The sculpture at the entrance to the UN Headquarters bears the inscription „Ark of Return“, and won one of MIA’s 2015 Pinnacle Awards
„Ark of Return“ is a permanent memorial commemorating slave trade across the Atlantic. It was erected in 2015 at the entrance to the UN-Headquarters and received one of the Pinnacle Awards of the Marble Institute of America (MIA) in the same year. The jury acknowledged the exceptional achievement of natural stone craftsmen and engineers who participated in the project.
The initiative was launched by the United Nations Educational, Scientific and Cultural Organization (Unesco). Architect Rodney Leon was solicited to carry out planning and design. His family roots are firmly anchored in the Caribbean. Leon set out to objectify this unfathomable episode of man’s history – an estimated 15 million Africans were transported to South- and North-America and kept as slaves.
The geometric shape of the prism is a fundamental part of Leon’s work. Europeans had organized the slave trade which took place from the 15th to 19th century as a triangle trade – thus the triangular shape of the prism. Africans were transported to Middle-, South- or North-America and sold to landlords and owners of large plantations; the ships were then reloaded with products originating from the plantations. The payload was brought back to Europe where products were purchased with the profits. The products were used as means to pay for more slaves from Africa.

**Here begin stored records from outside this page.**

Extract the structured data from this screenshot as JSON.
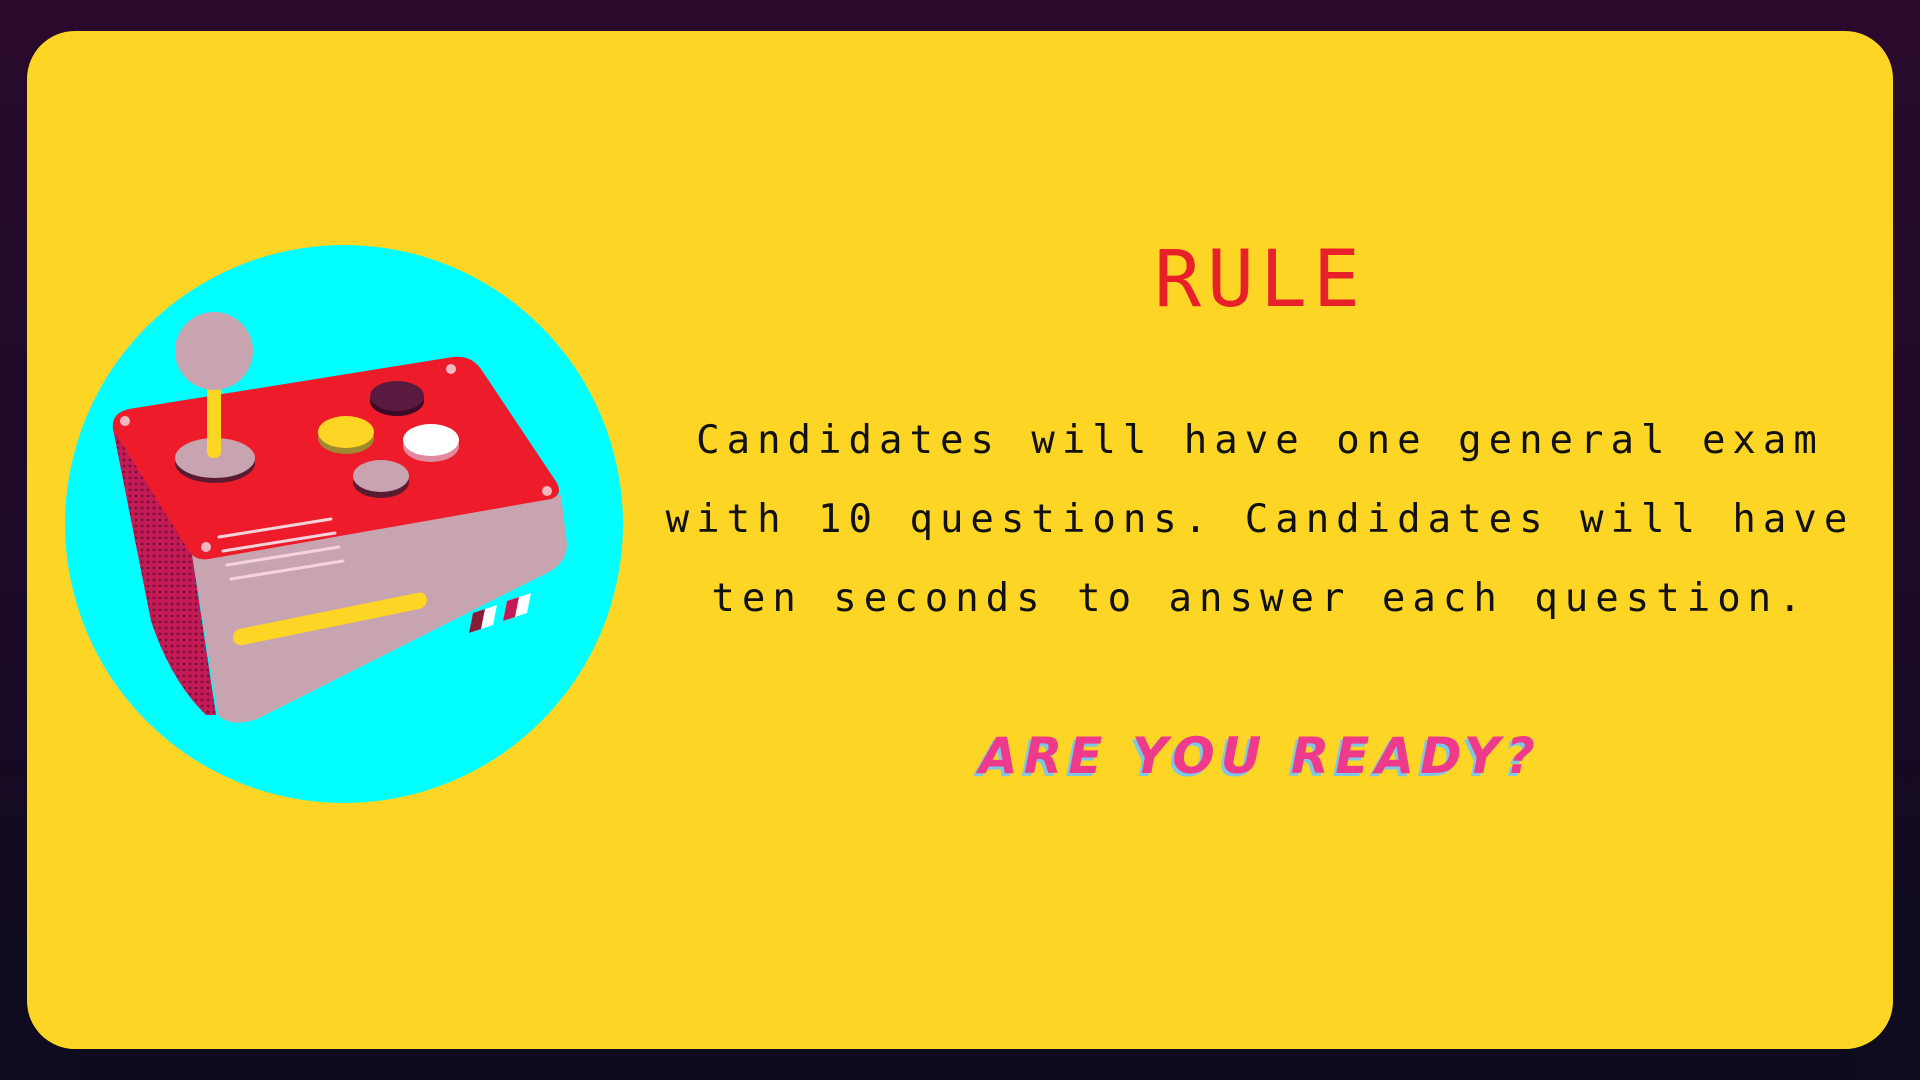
{
  "slide": {
    "title": "RULE",
    "body": "Candidates will have one general exam with 10 questions. Candidates will have ten seconds to answer each question.",
    "cta": "ARE YOU READY?"
  },
  "illustration": {
    "subject": "arcade-controller-icon"
  },
  "colors": {
    "frame_background": "#2a0a2c",
    "card_background": "#fdd525",
    "title": "#e8202a",
    "body_text": "#111111",
    "cta": "#ef3a8c",
    "cta_shadow": "#7cc8e6",
    "circle": "#00ffff",
    "controller_top": "#ee1c2a",
    "controller_side": "#c8a4b0"
  }
}
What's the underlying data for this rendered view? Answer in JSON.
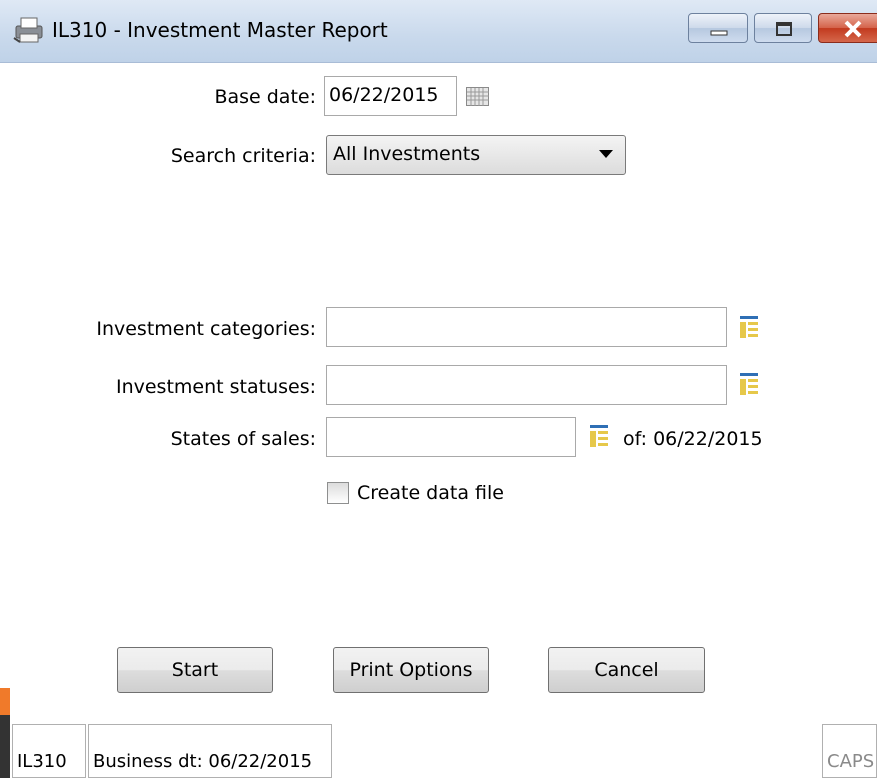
{
  "window": {
    "title": "IL310 - Investment Master Report"
  },
  "form": {
    "base_date_label": "Base date:",
    "base_date_value": "06/22/2015",
    "search_criteria_label": "Search criteria:",
    "search_criteria_value": "All Investments",
    "investment_categories_label": "Investment categories:",
    "investment_categories_value": "",
    "investment_statuses_label": "Investment statuses:",
    "investment_statuses_value": "",
    "states_of_sales_label": "States of sales:",
    "states_of_sales_value": "",
    "states_of_sales_of": "of: 06/22/2015",
    "create_data_file_label": "Create data file",
    "create_data_file_checked": false
  },
  "buttons": {
    "start": "Start",
    "print_options": "Print Options",
    "cancel": "Cancel"
  },
  "status": {
    "program": "IL310",
    "business_date": "Business dt: 06/22/2015",
    "caps": "CAPS"
  }
}
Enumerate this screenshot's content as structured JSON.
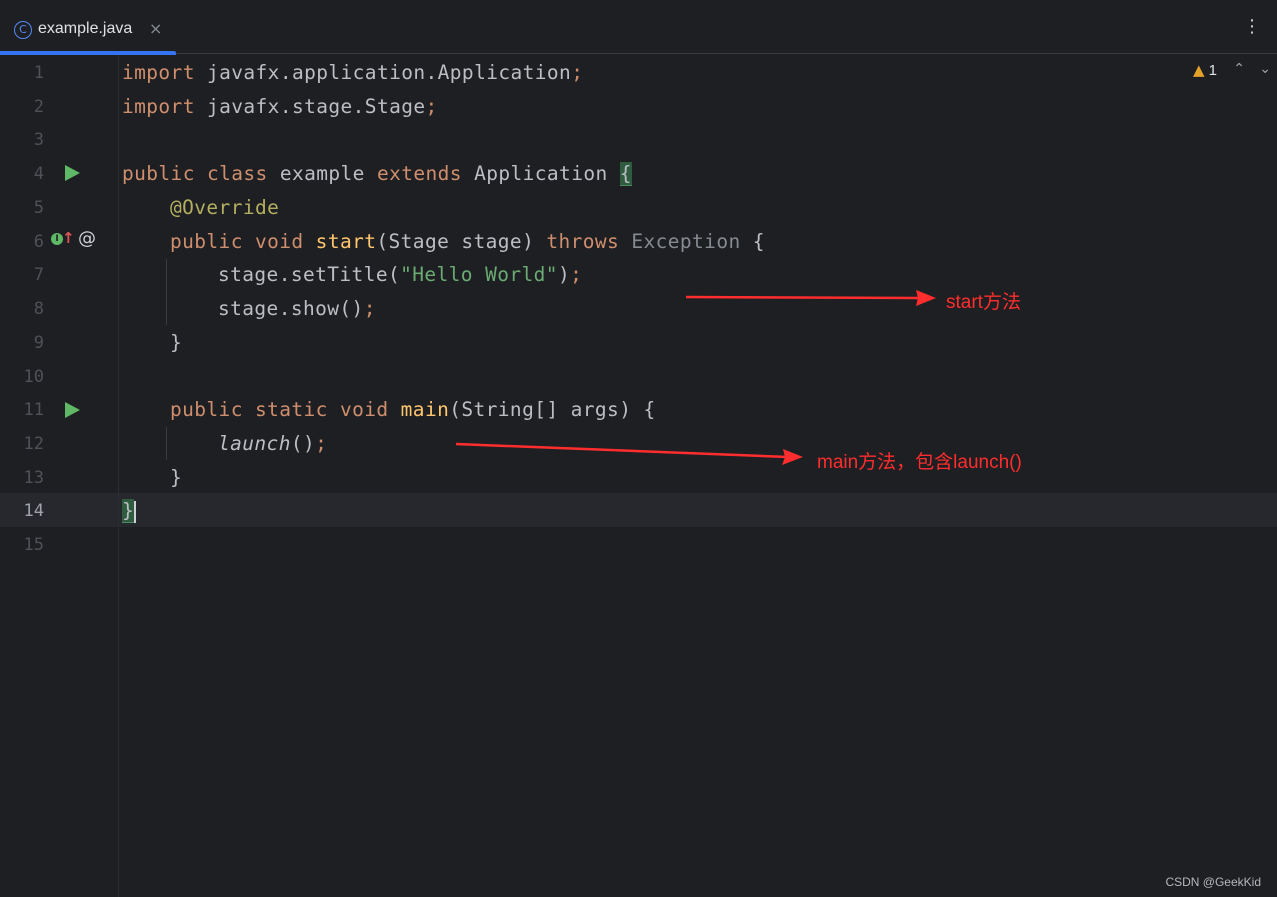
{
  "tab": {
    "icon": "class-icon",
    "icon_glyph": "C",
    "label": "example.java",
    "close": "×"
  },
  "toolbar": {
    "menu_icon": "more-vertical-icon",
    "menu_glyph": "⋮"
  },
  "inspection": {
    "warning_icon": "warning-icon",
    "warning_glyph": "▲",
    "warning_count": "1",
    "nav_up": "⌃",
    "nav_down": "⌄"
  },
  "editor": {
    "current_line": 14,
    "line_numbers": [
      "1",
      "2",
      "3",
      "4",
      "5",
      "6",
      "7",
      "8",
      "9",
      "10",
      "11",
      "12",
      "13",
      "14",
      "15"
    ]
  },
  "code": {
    "l1": {
      "kw": "import",
      "path": " javafx.application.Application",
      "semi": ";"
    },
    "l2": {
      "kw": "import",
      "path": " javafx.stage.Stage",
      "semi": ";"
    },
    "l4": {
      "kw1": "public",
      "kw2": " class",
      "name": " example",
      "kw3": " extends",
      "base": " Application ",
      "brace": "{"
    },
    "l5": {
      "ann": "@Override"
    },
    "l6": {
      "kw1": "public",
      "kw2": " void",
      "fn": " start",
      "params": "(Stage stage) ",
      "kw3": "throws",
      "exc": " Exception",
      "brace": " {"
    },
    "l7": {
      "recv": "stage.setTitle(",
      "str": "\"Hello World\"",
      "close": ")",
      "semi": ";"
    },
    "l8": {
      "recv": "stage.show()",
      "semi": ";"
    },
    "l9": {
      "brace": "}"
    },
    "l11": {
      "kw1": "public",
      "kw2": " static",
      "kw3": " void",
      "fn": " main",
      "params": "(String[] args) {"
    },
    "l12": {
      "call": "launch",
      "parens": "()",
      "semi": ";"
    },
    "l13": {
      "brace": "}"
    },
    "l14": {
      "brace": "}"
    }
  },
  "annotations": {
    "start_note": "start方法",
    "main_note": "main方法，包含launch()",
    "arrow_color": "#ff2d2d"
  },
  "watermark": "CSDN @GeekKid",
  "colors": {
    "background": "#1e1f22",
    "accent": "#3574f0",
    "keyword": "#cf8e6d",
    "string": "#6aab73",
    "annotation": "#b3ae60",
    "method_decl": "#ffc66d"
  }
}
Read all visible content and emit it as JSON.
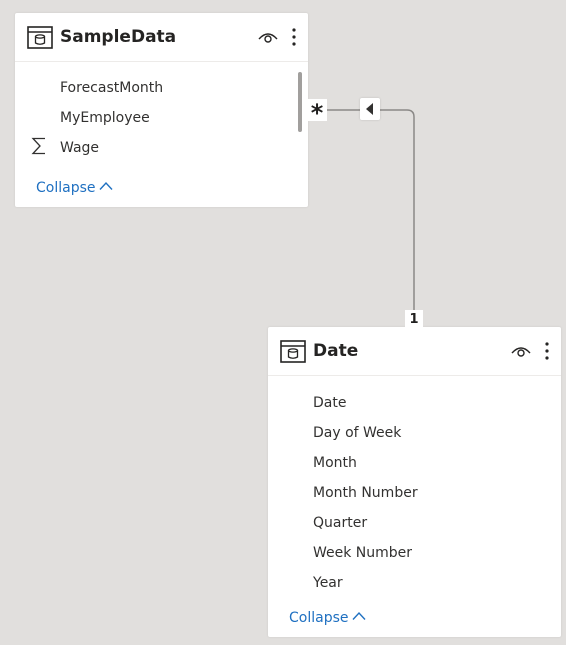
{
  "relationship": {
    "many_label": "*",
    "one_label": "1",
    "filter_direction": "single"
  },
  "tables": {
    "sample": {
      "title": "SampleData",
      "fields": [
        "ForecastMonth",
        "MyEmployee",
        "Wage"
      ],
      "sum_field": "Wage",
      "collapse_label": "Collapse"
    },
    "date": {
      "title": "Date",
      "fields": [
        "Date",
        "Day of Week",
        "Month",
        "Month Number",
        "Quarter",
        "Week Number",
        "Year"
      ],
      "collapse_label": "Collapse"
    }
  },
  "icons": {
    "table": "table-icon",
    "visibility": "eye-icon",
    "more": "more-options-icon",
    "sum": "sigma-icon",
    "collapse": "chevron-up-icon",
    "filter": "filter-direction-arrow-icon"
  },
  "colors": {
    "canvas": "#e1dfdd",
    "card": "#ffffff",
    "text": "#323130",
    "link": "#1f70c1",
    "line": "#8a8886"
  }
}
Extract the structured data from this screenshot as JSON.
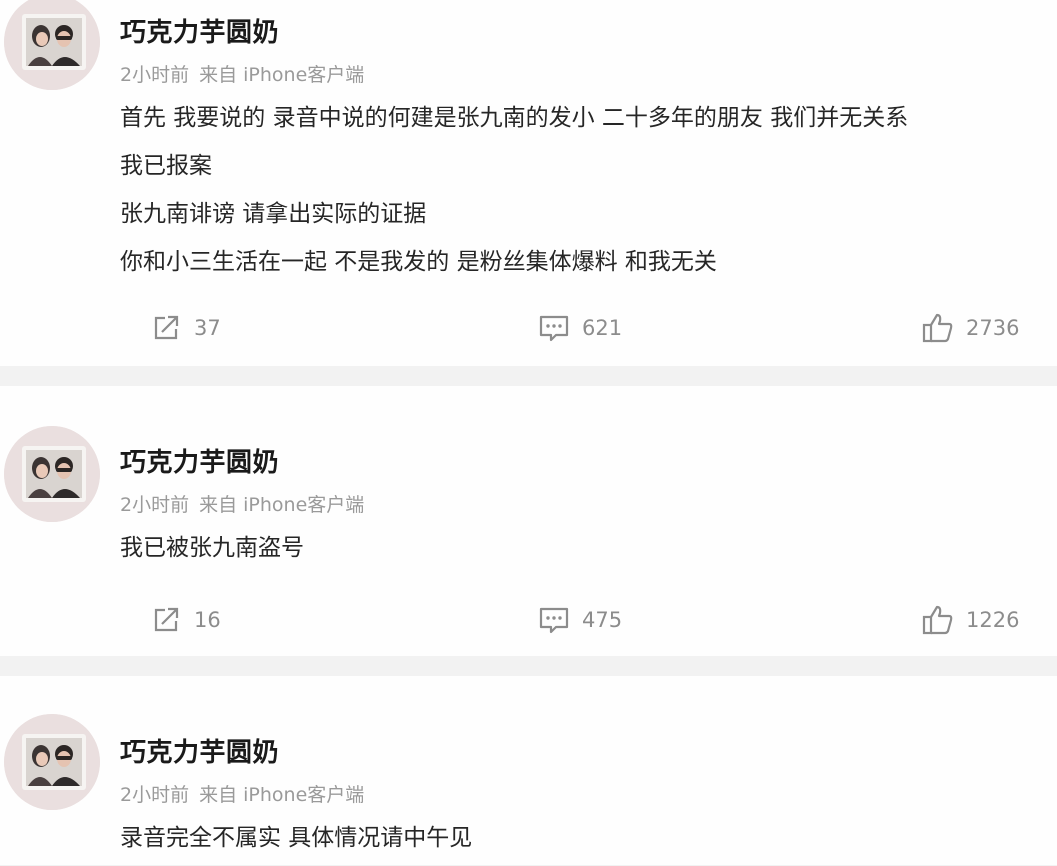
{
  "posts": [
    {
      "username": "巧克力芋圆奶",
      "time": "2小时前",
      "source": "来自 iPhone客户端",
      "lines": [
        "首先 我要说的 录音中说的何建是张九南的发小 二十多年的朋友 我们并无关系",
        "我已报案",
        "张九南诽谤 请拿出实际的证据",
        "你和小三生活在一起 不是我发的 是粉丝集体爆料 和我无关"
      ],
      "reposts": "37",
      "comments": "621",
      "likes": "2736"
    },
    {
      "username": "巧克力芋圆奶",
      "time": "2小时前",
      "source": "来自 iPhone客户端",
      "lines": [
        "我已被张九南盗号"
      ],
      "reposts": "16",
      "comments": "475",
      "likes": "1226"
    },
    {
      "username": "巧克力芋圆奶",
      "time": "2小时前",
      "source": "来自 iPhone客户端",
      "lines": [
        "录音完全不属实 具体情况请中午见"
      ]
    }
  ],
  "icons": {
    "repost": "repost-icon",
    "comment": "comment-icon",
    "like": "like-icon"
  },
  "colors": {
    "background": "#f2f2f2",
    "card": "#fefefe",
    "meta_text": "#9a9a9a",
    "action_text": "#8c8c8c"
  }
}
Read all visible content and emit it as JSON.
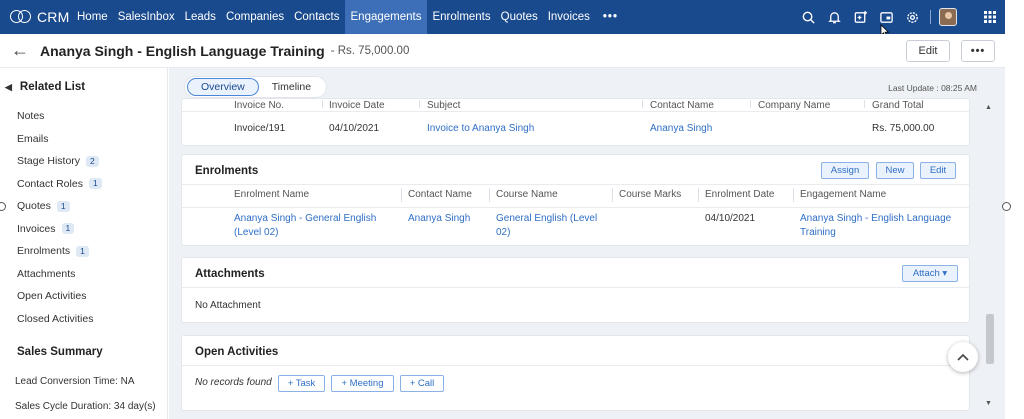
{
  "app": {
    "logo_text": "CRM"
  },
  "nav": {
    "tabs": [
      "Home",
      "SalesInbox",
      "Leads",
      "Companies",
      "Contacts",
      "Engagements",
      "Enrolments",
      "Quotes",
      "Invoices",
      "•••"
    ],
    "active_tab": "Engagements",
    "icons": [
      "search-icon",
      "bell-icon",
      "calendar-add-icon",
      "screen-share-icon",
      "settings-icon",
      "avatar",
      "apps-grid-icon"
    ]
  },
  "record": {
    "title": "Ananya Singh - English Language Training",
    "amount": "- Rs. 75,000.00",
    "edit_label": "Edit",
    "more_label": "•••"
  },
  "sidebar": {
    "heading": "Related List",
    "items": [
      {
        "label": "Notes",
        "count": ""
      },
      {
        "label": "Emails",
        "count": ""
      },
      {
        "label": "Stage History",
        "count": "2"
      },
      {
        "label": "Contact Roles",
        "count": "1"
      },
      {
        "label": "Quotes",
        "count": "1"
      },
      {
        "label": "Invoices",
        "count": "1"
      },
      {
        "label": "Enrolments",
        "count": "1"
      },
      {
        "label": "Attachments",
        "count": ""
      },
      {
        "label": "Open Activities",
        "count": ""
      },
      {
        "label": "Closed Activities",
        "count": ""
      }
    ],
    "summary_heading": "Sales Summary",
    "lead_conversion": "Lead Conversion Time: NA",
    "sales_cycle": "Sales Cycle Duration: 34 day(s)"
  },
  "main": {
    "tabs": [
      "Overview",
      "Timeline"
    ],
    "active_tab": "Overview",
    "last_update": "Last Update : 08:25 AM"
  },
  "invoices": {
    "columns": [
      "Invoice No.",
      "Invoice Date",
      "Subject",
      "Contact Name",
      "Company Name",
      "Grand Total"
    ],
    "row": {
      "invoice_no": "Invoice/191",
      "invoice_date": "04/10/2021",
      "subject": "Invoice to Ananya Singh",
      "contact_name": "Ananya Singh",
      "company_name": "",
      "grand_total": "Rs. 75,000.00"
    }
  },
  "enrolments": {
    "title": "Enrolments",
    "buttons": {
      "assign": "Assign",
      "new": "New",
      "edit": "Edit"
    },
    "columns": [
      "Enrolment Name",
      "Contact Name",
      "Course Name",
      "Course Marks",
      "Enrolment Date",
      "Engagement Name"
    ],
    "row": {
      "enrolment_name_l1": "Ananya Singh - General English",
      "enrolment_name_l2": "(Level 02)",
      "contact_name": "Ananya Singh",
      "course_name_l1": "General English (Level",
      "course_name_l2": "02)",
      "course_marks": "",
      "enrolment_date": "04/10/2021",
      "engagement_name_l1": "Ananya Singh - English Language",
      "engagement_name_l2": "Training"
    }
  },
  "attachments": {
    "title": "Attachments",
    "attach_button": "Attach ▾",
    "empty_text": "No Attachment"
  },
  "open_activities": {
    "title": "Open Activities",
    "empty_text": "No records found",
    "buttons": {
      "task": "+ Task",
      "meeting": "+ Meeting",
      "call": "+ Call"
    }
  },
  "colors": {
    "nav_bg": "#1a4a8e",
    "nav_active": "#3c6fb7",
    "link": "#2f6fc6",
    "page_bg": "#eef1f5"
  }
}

Sailing round-trip via North- and South-America enabled the tradesmen to make optimal use of the Gulfstream and prevailing winds.
The memorial as a whole represents a stylized ship although in the readers’ mind’s eye an analogy to a large tent or tarpaulin, through which beholders can wander, is, perhaps, easier to grasp.
The side walls of different sizes as specified by the architect are mounted on a steel frame.
The architect’s specifications required the prisms to be precision-cut and exactly aligned and anchored into the complex set of angles.
From cutting the marble to mounting the finished work left craftsmen with a window of 45 days.
The interior walls of the marble slabs depict the shipping routes and the inhuman methods of keeping the slaves during transportation.
In a niche in the wall of the work a human figure made of Zimbabwean Absolute Black Marble fittingly represents the cargo.
Approaching the figure, beholders will see tears running from the eyes of the androgynous facsimile which represents men, women and children alike, all of which were sold as slaves.
The floor of the piece shows wave-like veins.
The titles „Ark of Return“ is a play on „Door of no Return“ on Gorée Island off the Senegalese Coast. By turning around the meaning, the architect meant to give the history a new perspective: the triad „Acknowledge the tragedy, consider the legacy, lest we forget” is meant to warn beholders of the tragedy of exploitation, human trafficking, and modern slavery still rampant today.
The final station though the memorial is a triangular basin, in which visitors can reflect on what they saw, as stated on the architect’s webpage.
A variety of Danby White Marble originating from Vermont was implemented.
Rodney Leon was chosen among 300 competitors from 83 countries. Costs ran up to a total of 1.7 million US-$.
The memorial was inaugurated on March 25th, the UN’s annual day of remembrance for the victims of slavery. The inauguration was the first major event of the „Decade for People of African Descent“ running from 2015 until 2024 – set aside to commemorate the contribution of people of African descent made to world history.
We withhold our comment on artistic design.
Photos: Picco Engineering
(14.06.2016, USA: 06.14.2016)